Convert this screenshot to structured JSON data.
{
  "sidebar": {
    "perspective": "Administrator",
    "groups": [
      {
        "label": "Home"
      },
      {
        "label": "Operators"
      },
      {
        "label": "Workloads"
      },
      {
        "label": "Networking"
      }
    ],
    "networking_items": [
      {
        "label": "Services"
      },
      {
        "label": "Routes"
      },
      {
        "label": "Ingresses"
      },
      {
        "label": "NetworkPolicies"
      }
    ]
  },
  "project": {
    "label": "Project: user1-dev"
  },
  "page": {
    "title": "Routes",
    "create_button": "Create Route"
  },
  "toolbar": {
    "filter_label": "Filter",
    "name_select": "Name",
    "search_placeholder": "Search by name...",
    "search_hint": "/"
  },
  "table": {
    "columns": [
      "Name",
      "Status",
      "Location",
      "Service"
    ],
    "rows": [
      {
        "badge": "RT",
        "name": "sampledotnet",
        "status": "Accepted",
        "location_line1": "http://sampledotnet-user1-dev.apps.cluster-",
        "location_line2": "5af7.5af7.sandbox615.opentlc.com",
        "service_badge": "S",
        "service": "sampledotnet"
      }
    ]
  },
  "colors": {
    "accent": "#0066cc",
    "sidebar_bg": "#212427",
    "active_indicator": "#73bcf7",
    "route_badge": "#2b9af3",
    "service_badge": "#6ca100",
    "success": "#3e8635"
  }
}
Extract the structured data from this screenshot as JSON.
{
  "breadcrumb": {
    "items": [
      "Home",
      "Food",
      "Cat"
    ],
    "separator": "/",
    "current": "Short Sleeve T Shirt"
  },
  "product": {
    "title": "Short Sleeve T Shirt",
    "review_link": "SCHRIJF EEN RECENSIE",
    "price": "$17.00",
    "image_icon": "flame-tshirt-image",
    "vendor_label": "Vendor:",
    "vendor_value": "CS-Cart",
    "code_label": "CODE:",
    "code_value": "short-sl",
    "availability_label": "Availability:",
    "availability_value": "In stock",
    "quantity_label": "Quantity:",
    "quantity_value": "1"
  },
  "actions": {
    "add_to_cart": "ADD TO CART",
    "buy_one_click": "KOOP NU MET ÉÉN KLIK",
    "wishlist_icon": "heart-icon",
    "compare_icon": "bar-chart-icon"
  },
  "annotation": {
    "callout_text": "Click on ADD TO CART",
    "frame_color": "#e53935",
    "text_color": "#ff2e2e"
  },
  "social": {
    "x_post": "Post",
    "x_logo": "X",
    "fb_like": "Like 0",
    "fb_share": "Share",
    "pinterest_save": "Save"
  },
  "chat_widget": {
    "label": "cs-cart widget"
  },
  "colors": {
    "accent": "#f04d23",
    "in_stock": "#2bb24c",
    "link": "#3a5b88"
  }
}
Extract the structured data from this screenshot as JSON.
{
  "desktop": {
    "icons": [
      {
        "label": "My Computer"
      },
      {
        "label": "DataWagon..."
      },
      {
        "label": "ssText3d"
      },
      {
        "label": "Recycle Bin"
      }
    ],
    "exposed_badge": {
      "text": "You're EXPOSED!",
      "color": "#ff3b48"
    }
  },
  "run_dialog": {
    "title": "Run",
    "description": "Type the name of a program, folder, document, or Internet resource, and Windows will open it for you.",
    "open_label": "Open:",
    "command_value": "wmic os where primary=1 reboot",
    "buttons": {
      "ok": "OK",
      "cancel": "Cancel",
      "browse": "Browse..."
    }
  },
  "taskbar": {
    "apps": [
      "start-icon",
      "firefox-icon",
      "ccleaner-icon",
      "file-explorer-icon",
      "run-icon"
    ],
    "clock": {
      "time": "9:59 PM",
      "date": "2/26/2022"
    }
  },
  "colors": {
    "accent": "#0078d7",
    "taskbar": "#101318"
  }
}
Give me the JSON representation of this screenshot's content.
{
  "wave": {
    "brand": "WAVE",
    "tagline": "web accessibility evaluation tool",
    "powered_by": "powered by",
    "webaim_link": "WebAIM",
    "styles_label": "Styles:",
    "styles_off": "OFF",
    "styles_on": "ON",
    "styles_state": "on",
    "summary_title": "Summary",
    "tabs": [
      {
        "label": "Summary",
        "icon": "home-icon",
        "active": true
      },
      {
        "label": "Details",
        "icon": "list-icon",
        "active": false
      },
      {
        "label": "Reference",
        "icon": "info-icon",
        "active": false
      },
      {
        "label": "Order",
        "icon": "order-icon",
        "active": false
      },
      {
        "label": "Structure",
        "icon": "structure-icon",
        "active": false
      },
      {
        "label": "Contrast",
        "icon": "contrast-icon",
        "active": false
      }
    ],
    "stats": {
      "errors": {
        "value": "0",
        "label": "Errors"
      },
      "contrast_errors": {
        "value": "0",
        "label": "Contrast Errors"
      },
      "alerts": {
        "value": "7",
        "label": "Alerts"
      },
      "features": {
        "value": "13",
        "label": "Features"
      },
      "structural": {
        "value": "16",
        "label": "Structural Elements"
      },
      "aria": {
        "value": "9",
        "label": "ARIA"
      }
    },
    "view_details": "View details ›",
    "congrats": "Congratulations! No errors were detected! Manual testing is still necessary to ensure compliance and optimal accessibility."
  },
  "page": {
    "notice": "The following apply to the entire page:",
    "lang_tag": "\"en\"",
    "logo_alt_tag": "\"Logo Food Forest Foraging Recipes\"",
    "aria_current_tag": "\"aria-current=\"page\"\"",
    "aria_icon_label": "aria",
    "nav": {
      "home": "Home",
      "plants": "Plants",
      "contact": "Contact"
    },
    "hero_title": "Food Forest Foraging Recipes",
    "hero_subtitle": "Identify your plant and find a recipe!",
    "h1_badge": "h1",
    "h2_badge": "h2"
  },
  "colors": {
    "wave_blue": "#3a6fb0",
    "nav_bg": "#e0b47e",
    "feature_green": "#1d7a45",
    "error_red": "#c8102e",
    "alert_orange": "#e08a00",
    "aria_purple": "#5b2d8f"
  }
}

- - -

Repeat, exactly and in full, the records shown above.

## SOLVED PROBLEM
Convert this screenshot to structured JSON data.
{
  "sidebar": {
    "perspective": "Administrator",
    "groups": [
      {
        "label": "Home"
      },
      {
        "label": "Operators"
      },
      {
        "label": "Workloads"
      },
      {
        "label": "Networking"
      }
    ],
    "networking_items": [
      {
        "label": "Services"
      },
      {
        "label": "Routes"
      },
      {
        "label": "Ingresses"
      },
      {
        "label": "NetworkPolicies"
      }
    ]
  },
  "project": {
    "label": "Project: user1-dev"
  },
  "page": {
    "title": "Routes",
    "create_button": "Create Route"
  },
  "toolbar": {
    "filter_label": "Filter",
    "name_select": "Name",
    "search_placeholder": "Search by name...",
    "search_hint": "/"
  },
  "table": {
    "columns": [
      "Name",
      "Status",
      "Location",
      "Service"
    ],
    "rows": [
      {
        "badge": "RT",
        "name": "sampledotnet",
        "status": "Accepted",
        "location_line1": "http://sampledotnet-user1-dev.apps.cluster-",
        "location_line2": "5af7.5af7.sandbox615.opentlc.com",
        "service_badge": "S",
        "service": "sampledotnet"
      }
    ]
  },
  "colors": {
    "accent": "#0066cc",
    "sidebar_bg": "#212427",
    "active_indicator": "#73bcf7",
    "route_badge": "#2b9af3",
    "service_badge": "#6ca100",
    "success": "#3e8635"
  }
}
Extract the structured data from this screenshot as JSON.
{
  "breadcrumb": {
    "items": [
      "Home",
      "Food",
      "Cat"
    ],
    "separator": "/",
    "current": "Short Sleeve T Shirt"
  },
  "product": {
    "title": "Short Sleeve T Shirt",
    "review_link": "SCHRIJF EEN RECENSIE",
    "price": "$17.00",
    "image_icon": "flame-tshirt-image",
    "vendor_label": "Vendor:",
    "vendor_value": "CS-Cart",
    "code_label": "CODE:",
    "code_value": "short-sl",
    "availability_label": "Availability:",
    "availability_value": "In stock",
    "quantity_label": "Quantity:",
    "quantity_value": "1"
  },
  "actions": {
    "add_to_cart": "ADD TO CART",
    "buy_one_click": "KOOP NU MET ÉÉN KLIK",
    "wishlist_icon": "heart-icon",
    "compare_icon": "bar-chart-icon"
  },
  "annotation": {
    "callout_text": "Click on ADD TO CART",
    "frame_color": "#e53935",
    "text_color": "#ff2e2e"
  },
  "social": {
    "x_post": "Post",
    "x_logo": "X",
    "fb_like": "Like 0",
    "fb_share": "Share",
    "pinterest_save": "Save"
  },
  "chat_widget": {
    "label": "cs-cart widget"
  },
  "colors": {
    "accent": "#f04d23",
    "in_stock": "#2bb24c",
    "link": "#3a5b88"
  }
}
Extract the structured data from this screenshot as JSON.
{
  "desktop": {
    "icons": [
      {
        "label": "My Computer"
      },
      {
        "label": "DataWagon..."
      },
      {
        "label": "ssText3d"
      },
      {
        "label": "Recycle Bin"
      }
    ],
    "exposed_badge": {
      "text": "You're EXPOSED!",
      "color": "#ff3b48"
    }
  },
  "run_dialog": {
    "title": "Run",
    "description": "Type the name of a program, folder, document, or Internet resource, and Windows will open it for you.",
    "open_label": "Open:",
    "command_value": "wmic os where primary=1 reboot",
    "buttons": {
      "ok": "OK",
      "cancel": "Cancel",
      "browse": "Browse..."
    }
  },
  "taskbar": {
    "apps": [
      "start-icon",
      "firefox-icon",
      "ccleaner-icon",
      "file-explorer-icon",
      "run-icon"
    ],
    "clock": {
      "time": "9:59 PM",
      "date": "2/26/2022"
    }
  },
  "colors": {
    "accent": "#0078d7",
    "taskbar": "#101318"
  }
}
Give me the JSON representation of this screenshot's content.
{
  "wave": {
    "brand": "WAVE",
    "tagline": "web accessibility evaluation tool",
    "powered_by": "powered by",
    "webaim_link": "WebAIM",
    "styles_label": "Styles:",
    "styles_off": "OFF",
    "styles_on": "ON",
    "styles_state": "on",
    "summary_title": "Summary",
    "tabs": [
      {
        "label": "Summary",
        "icon": "home-icon",
        "active": true
      },
      {
        "label": "Details",
        "icon": "list-icon",
        "active": false
      },
      {
        "label": "Reference",
        "icon": "info-icon",
        "active": false
      },
      {
        "label": "Order",
        "icon": "order-icon",
        "active": false
      },
      {
        "label": "Structure",
        "icon": "structure-icon",
        "active": false
      },
      {
        "label": "Contrast",
        "icon": "contrast-icon",
        "active": false
      }
    ],
    "stats": {
      "errors": {
        "value": "0",
        "label": "Errors"
      },
      "contrast_errors": {
        "value": "0",
        "label": "Contrast Errors"
      },
      "alerts": {
        "value": "7",
        "label": "Alerts"
      },
      "features": {
        "value": "13",
        "label": "Features"
      },
      "structural": {
        "value": "16",
        "label": "Structural Elements"
      },
      "aria": {
        "value": "9",
        "label": "ARIA"
      }
    },
    "view_details": "View details ›",
    "congrats": "Congratulations! No errors were detected! Manual testing is still necessary to ensure compliance and optimal accessibility."
  },
  "page": {
    "notice": "The following apply to the entire page:",
    "lang_tag": "\"en\"",
    "logo_alt_tag": "\"Logo Food Forest Foraging Recipes\"",
    "aria_current_tag": "\"aria-current=\"page\"\"",
    "aria_icon_label": "aria",
    "nav": {
      "home": "Home",
      "plants": "Plants",
      "contact": "Contact"
    },
    "hero_title": "Food Forest Foraging Recipes",
    "hero_subtitle": "Identify your plant and find a recipe!",
    "h1_badge": "h1",
    "h2_badge": "h2"
  },
  "colors": {
    "wave_blue": "#3a6fb0",
    "nav_bg": "#e0b47e",
    "feature_green": "#1d7a45",
    "error_red": "#c8102e",
    "alert_orange": "#e08a00",
    "aria_purple": "#5b2d8f"
  }
}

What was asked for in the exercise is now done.